*** Opening RECORDS TO PROCESS ***

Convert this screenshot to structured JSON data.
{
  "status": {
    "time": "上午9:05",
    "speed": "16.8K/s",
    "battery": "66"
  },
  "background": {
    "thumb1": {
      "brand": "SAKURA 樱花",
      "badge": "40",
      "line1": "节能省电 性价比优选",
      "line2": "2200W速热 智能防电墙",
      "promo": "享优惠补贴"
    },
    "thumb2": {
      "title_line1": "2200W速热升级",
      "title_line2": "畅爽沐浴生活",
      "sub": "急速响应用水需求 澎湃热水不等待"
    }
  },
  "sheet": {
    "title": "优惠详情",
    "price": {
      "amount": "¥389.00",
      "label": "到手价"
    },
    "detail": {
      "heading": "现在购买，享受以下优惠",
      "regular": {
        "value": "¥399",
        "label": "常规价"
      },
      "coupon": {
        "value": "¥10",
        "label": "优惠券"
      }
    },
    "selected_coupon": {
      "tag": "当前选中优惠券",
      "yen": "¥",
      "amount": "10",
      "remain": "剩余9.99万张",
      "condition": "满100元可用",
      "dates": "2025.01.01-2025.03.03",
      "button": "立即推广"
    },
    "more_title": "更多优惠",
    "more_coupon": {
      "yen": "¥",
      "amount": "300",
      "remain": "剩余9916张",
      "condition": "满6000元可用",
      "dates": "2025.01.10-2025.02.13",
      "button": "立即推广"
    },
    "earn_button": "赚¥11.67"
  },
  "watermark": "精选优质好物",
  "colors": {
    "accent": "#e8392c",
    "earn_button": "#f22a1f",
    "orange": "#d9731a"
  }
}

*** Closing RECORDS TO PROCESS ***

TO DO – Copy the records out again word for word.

OUTPUT OF THE EXERCISE –
Convert this screenshot to structured JSON data.
{
  "status": {
    "time": "上午9:05",
    "speed": "16.8K/s",
    "battery": "66"
  },
  "background": {
    "thumb1": {
      "brand": "SAKURA 樱花",
      "badge": "40",
      "line1": "节能省电 性价比优选",
      "line2": "2200W速热 智能防电墙",
      "promo": "享优惠补贴"
    },
    "thumb2": {
      "title_line1": "2200W速热升级",
      "title_line2": "畅爽沐浴生活",
      "sub": "急速响应用水需求 澎湃热水不等待"
    }
  },
  "sheet": {
    "title": "优惠详情",
    "price": {
      "amount": "¥389.00",
      "label": "到手价"
    },
    "detail": {
      "heading": "现在购买，享受以下优惠",
      "regular": {
        "value": "¥399",
        "label": "常规价"
      },
      "coupon": {
        "value": "¥10",
        "label": "优惠券"
      }
    },
    "selected_coupon": {
      "tag": "当前选中优惠券",
      "yen": "¥",
      "amount": "10",
      "remain": "剩余9.99万张",
      "condition": "满100元可用",
      "dates": "2025.01.01-2025.03.03",
      "button": "立即推广"
    },
    "more_title": "更多优惠",
    "more_coupon": {
      "yen": "¥",
      "amount": "300",
      "remain": "剩余9916张",
      "condition": "满6000元可用",
      "dates": "2025.01.10-2025.02.13",
      "button": "立即推广"
    },
    "earn_button": "赚¥11.67"
  },
  "watermark": "精选优质好物",
  "colors": {
    "accent": "#e8392c",
    "earn_button": "#f22a1f",
    "orange": "#d9731a"
  }
}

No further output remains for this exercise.